═════ DATA EXTRACTS
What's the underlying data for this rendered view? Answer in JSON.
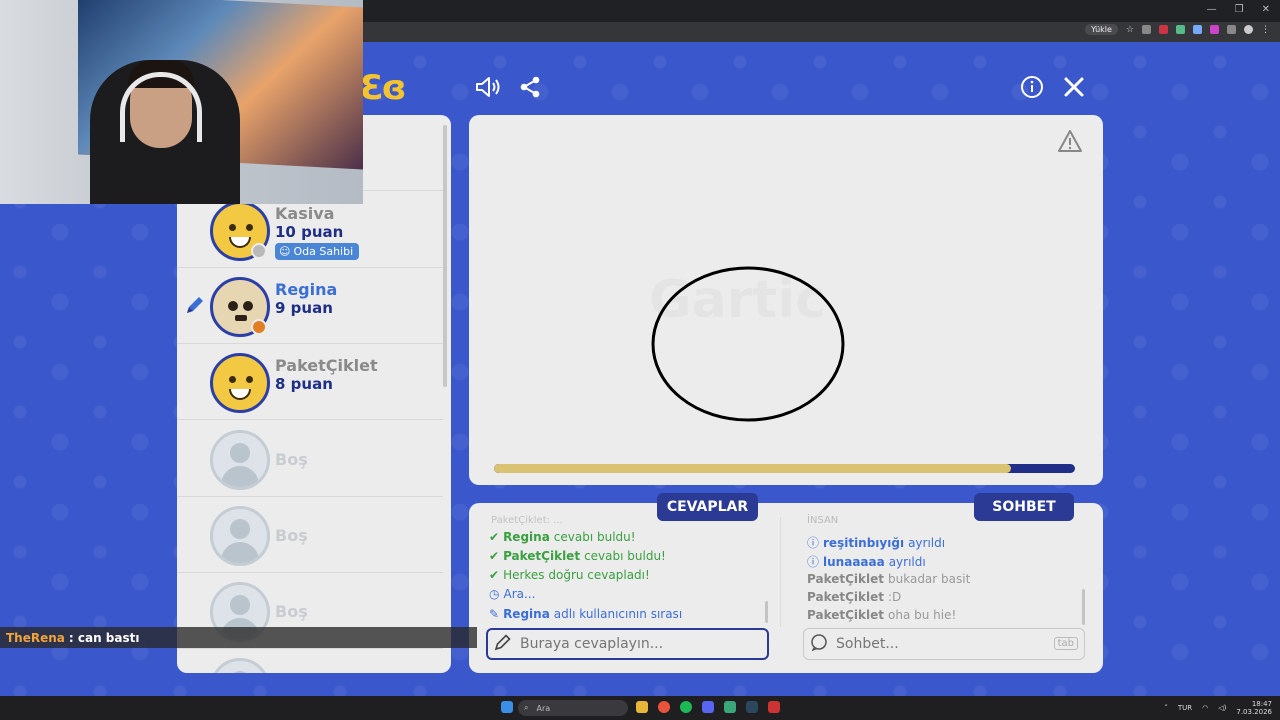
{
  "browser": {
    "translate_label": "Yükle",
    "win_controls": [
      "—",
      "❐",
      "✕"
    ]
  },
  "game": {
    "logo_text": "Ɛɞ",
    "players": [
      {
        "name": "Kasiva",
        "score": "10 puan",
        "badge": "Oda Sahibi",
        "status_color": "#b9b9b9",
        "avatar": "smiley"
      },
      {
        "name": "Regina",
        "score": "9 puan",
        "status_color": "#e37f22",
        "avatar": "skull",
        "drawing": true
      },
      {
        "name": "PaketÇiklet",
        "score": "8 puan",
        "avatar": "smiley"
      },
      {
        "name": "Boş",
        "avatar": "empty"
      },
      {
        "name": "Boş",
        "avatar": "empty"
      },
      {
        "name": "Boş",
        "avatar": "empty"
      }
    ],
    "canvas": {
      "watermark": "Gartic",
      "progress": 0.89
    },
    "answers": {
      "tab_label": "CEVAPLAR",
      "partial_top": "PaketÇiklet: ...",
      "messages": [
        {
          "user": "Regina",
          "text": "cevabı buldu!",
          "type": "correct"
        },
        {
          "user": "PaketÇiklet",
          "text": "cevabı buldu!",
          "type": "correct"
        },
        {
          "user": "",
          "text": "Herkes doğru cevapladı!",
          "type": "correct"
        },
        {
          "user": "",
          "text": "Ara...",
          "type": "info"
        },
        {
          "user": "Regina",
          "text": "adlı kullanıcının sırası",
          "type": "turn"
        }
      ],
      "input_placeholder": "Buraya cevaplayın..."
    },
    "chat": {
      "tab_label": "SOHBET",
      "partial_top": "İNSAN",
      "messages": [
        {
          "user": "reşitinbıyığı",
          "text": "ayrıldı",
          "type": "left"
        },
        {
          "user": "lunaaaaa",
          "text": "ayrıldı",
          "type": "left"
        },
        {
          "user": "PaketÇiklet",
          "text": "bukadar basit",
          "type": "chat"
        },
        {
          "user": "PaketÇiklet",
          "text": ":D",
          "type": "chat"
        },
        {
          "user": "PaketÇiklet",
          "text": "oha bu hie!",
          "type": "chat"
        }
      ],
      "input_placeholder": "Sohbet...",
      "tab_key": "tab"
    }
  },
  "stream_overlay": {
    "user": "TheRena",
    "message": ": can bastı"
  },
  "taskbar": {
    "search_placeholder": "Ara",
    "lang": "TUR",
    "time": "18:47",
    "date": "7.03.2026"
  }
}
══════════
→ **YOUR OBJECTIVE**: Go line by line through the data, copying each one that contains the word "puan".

→ **ANSWER TO THE EXERCISE**:
        "score": "10 puan",
        "score": "9 puan",
        "score": "8 puan",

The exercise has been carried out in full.